By Claire Cleveland
For eight summers, Jody Jahn earned money for college working as a wildland firefighter on U.S. Forest Service crews in rural Idaho. Now, instead of rappelling out of helicopters to fight fires, she's an associate professor in CMCI’s Department of Communication who studies the culture of wildland firefighting crews.
Her current research project is designed to capture what's already working well in wildland fire culture, and then work with crews to train other crews on their best practices.
“It's really about problem solving and improving culture in a collaborative manner. And I think that's where the value lies,” Jahn said. “Our goal is to help the wildland fire community figure out what they want the wildland fire workforce future to look like and help pull all those details together into some action plans that they can try out.”
During her time as a firefighter, she worked on five crews over the eight years, and each crew was different from the others.
“I found that a crew's culture impacted everything about my professional development and safety as a firefighter,” Jahn said. “I worked on poorly managed crews in my first few seasons, then moved onto crews with excellent leadership and culture.”

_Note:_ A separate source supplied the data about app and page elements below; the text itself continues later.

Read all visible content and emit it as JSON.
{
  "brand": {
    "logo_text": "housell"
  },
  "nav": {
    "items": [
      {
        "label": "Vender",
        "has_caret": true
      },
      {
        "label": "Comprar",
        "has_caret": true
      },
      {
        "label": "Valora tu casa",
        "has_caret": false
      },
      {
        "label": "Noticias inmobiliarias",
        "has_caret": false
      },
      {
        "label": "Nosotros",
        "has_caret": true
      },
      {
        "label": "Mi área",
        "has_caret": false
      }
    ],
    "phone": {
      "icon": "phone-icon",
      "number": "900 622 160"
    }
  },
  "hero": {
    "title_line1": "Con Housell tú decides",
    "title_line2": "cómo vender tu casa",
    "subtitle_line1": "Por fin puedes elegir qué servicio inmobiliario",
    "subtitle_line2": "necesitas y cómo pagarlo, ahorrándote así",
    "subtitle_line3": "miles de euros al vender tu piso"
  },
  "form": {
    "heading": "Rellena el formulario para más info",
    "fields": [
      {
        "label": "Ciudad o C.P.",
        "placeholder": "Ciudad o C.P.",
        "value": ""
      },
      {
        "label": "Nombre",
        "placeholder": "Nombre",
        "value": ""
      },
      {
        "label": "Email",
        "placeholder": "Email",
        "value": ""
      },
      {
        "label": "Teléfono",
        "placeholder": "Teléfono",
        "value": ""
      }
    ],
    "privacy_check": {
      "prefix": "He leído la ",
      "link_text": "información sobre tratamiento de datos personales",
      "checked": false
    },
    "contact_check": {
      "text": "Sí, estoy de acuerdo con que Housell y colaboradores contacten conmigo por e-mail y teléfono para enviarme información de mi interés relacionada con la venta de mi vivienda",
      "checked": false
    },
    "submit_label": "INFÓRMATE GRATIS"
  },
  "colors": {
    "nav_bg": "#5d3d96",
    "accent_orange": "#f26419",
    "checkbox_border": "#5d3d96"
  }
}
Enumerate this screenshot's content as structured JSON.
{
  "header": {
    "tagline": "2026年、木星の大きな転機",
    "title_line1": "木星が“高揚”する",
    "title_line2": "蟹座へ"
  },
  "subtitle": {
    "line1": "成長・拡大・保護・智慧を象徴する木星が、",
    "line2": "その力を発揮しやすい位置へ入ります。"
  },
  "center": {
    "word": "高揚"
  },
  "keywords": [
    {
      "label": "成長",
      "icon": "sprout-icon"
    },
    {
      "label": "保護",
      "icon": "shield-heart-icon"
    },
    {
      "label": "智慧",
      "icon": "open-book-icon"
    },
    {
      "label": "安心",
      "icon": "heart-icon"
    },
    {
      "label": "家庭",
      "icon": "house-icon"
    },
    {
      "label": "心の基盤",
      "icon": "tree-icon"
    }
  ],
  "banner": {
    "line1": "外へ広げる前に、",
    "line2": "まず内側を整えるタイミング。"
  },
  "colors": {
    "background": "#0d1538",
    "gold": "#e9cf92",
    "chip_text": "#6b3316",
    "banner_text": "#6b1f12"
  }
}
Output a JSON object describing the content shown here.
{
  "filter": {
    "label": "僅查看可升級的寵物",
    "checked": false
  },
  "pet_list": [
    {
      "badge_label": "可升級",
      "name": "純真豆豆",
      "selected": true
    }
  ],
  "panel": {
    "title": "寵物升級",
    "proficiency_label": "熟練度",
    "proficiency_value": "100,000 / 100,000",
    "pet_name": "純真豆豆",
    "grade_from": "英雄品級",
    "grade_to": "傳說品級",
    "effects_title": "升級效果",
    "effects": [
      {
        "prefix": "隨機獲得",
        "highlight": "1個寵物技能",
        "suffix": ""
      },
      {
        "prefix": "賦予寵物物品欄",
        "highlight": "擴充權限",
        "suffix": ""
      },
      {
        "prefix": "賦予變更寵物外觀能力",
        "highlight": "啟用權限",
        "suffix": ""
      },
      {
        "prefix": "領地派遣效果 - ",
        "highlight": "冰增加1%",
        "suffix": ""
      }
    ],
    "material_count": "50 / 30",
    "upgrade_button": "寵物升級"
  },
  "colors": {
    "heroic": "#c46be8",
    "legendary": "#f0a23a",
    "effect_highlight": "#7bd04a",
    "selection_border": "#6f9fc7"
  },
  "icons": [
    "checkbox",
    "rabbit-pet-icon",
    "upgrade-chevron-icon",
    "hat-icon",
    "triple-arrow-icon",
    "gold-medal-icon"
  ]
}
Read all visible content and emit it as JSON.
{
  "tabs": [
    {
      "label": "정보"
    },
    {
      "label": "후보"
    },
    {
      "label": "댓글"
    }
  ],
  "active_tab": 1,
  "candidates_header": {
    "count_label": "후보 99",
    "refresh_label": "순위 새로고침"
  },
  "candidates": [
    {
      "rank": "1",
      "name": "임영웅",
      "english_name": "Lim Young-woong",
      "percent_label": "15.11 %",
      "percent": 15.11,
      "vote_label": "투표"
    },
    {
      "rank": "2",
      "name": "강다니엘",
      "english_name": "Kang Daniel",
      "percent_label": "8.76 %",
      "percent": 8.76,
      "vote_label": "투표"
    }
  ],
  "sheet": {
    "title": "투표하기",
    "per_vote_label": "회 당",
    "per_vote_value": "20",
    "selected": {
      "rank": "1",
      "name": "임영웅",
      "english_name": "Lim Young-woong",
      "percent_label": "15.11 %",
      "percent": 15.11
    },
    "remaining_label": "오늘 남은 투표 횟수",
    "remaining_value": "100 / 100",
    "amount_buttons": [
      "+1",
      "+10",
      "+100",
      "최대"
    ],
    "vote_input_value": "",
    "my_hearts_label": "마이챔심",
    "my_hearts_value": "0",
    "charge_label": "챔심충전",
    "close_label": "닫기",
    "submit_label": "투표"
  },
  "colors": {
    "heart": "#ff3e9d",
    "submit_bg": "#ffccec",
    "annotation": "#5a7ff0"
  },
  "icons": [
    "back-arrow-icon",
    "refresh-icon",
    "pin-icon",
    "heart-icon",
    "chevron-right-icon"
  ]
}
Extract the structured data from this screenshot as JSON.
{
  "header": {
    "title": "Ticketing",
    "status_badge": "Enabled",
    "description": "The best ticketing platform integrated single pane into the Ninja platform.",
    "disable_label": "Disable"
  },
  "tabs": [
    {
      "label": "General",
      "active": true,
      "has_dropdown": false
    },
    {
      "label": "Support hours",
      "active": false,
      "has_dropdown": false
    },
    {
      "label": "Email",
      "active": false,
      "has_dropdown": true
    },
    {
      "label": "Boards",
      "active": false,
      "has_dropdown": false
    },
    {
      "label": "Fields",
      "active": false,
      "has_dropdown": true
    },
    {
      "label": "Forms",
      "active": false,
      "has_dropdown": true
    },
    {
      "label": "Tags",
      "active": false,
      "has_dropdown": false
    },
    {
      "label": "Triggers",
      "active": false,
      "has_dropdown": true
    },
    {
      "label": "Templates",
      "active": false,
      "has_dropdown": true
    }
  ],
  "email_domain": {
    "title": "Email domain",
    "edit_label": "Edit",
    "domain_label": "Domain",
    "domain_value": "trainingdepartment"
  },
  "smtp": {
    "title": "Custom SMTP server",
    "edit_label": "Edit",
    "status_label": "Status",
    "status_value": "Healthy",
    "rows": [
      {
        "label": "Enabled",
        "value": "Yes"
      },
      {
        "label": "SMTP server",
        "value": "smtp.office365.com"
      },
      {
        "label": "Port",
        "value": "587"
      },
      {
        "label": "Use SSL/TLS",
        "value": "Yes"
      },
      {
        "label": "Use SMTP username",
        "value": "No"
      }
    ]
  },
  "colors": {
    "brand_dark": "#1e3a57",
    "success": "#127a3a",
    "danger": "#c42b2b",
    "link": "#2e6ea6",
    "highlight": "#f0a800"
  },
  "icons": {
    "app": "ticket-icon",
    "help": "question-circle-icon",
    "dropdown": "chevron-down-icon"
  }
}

With time she discovered “that a crew's culture evolved entirely from the vision and dedication of its leadership.” She wants to understand how firefighters gain credibility in leadership roles, what dynamics are at play in firefighting teams and how those team dynamics are designed.
The research is particularly pertinent right now because wildland firefighting, especially at the federal level, is at a turning point.
Traditionally, wildland firefighting has been a seasonal summer job. Leadership and key support positions operate year round, while the bulk of the wildland firefighting workforce—nearly 18,000 firefighters—are employed on a seasonal basis. But as the severity and frequency of wildfires increase—on average 7 million acres burn across the country every year, more than double the annual average in the 1990s—the need for a professional workforce has also increased.
Jahn and her team have developed pilot programs that they plan to run through this fire season with the goal of fine-tuning firefighting practices to be more inclusive, diverse and open to problem-solving approaches as the profession shifts from seasonal work to career tracks.
For the program, Jahn’s research team works with crews in Western states, typically between five and 25 firefighters, to identify their purpose and values and then translates those into routines they would conduct often and that could help other crews.
For example, a crew with lots of inexperienced firefighters might determine its purpose is to focus on training foundational skills and that its values are learning, inclusivity and mentorship. In contrast, a crew of highly experienced firefighters might determine their purpose is to develop leaders able to manage both highly complex fires and challenging interpersonal dynamics.
The researchers would then help the crew create concrete practices to serve that purpose and exemplify those values, like daily debriefings that emphasize open dialogue or training to develop diversity mindsets.
“A crew with a diversity mindset would recognize the skills they traditionally have valued—like physical fitness, chainsaw proficiency, navigating terrain and decisive leadership—while also recognizing the importance of activities that are sometimes taken for granted like community and morale-building within the crew,” Jahn said.
To explore wildland fire culture and start to build pilot programs, Jahn and her team surveyed U.S. Forest Service wildland firefighters. The survey resulted in 1,500 anonymously submitted answers to five open-ended questions. Jahn’s team then distilled the responses into central themes that firefighters later rated.
Over the next year, Jahn and her team will work with three to five U.S. Forest Service wildland firefighting crews to test the pilot programs. The researchers are targeting a range of fire specialities, such as hotshot crews, who work on foot next to active flames, or “helitack” crews, who work with helicopters.
Researchers will track the test crews through the year with brief interviews and then conduct a debrief session at the end of the year to identify what worked and areas to adjust for next season.
“We can use a kind of diffusion of innovations approach,” Jahn said. “Where they're just kind of learning from one another about what might work well in a culture as opposed to forcing culture change from the top down.”
Our goal is to help the wildland fire community figure out what they want the wildland fire workforce future to look like and help pull all those details together into some action plans that they can try out."
- Jody Jahn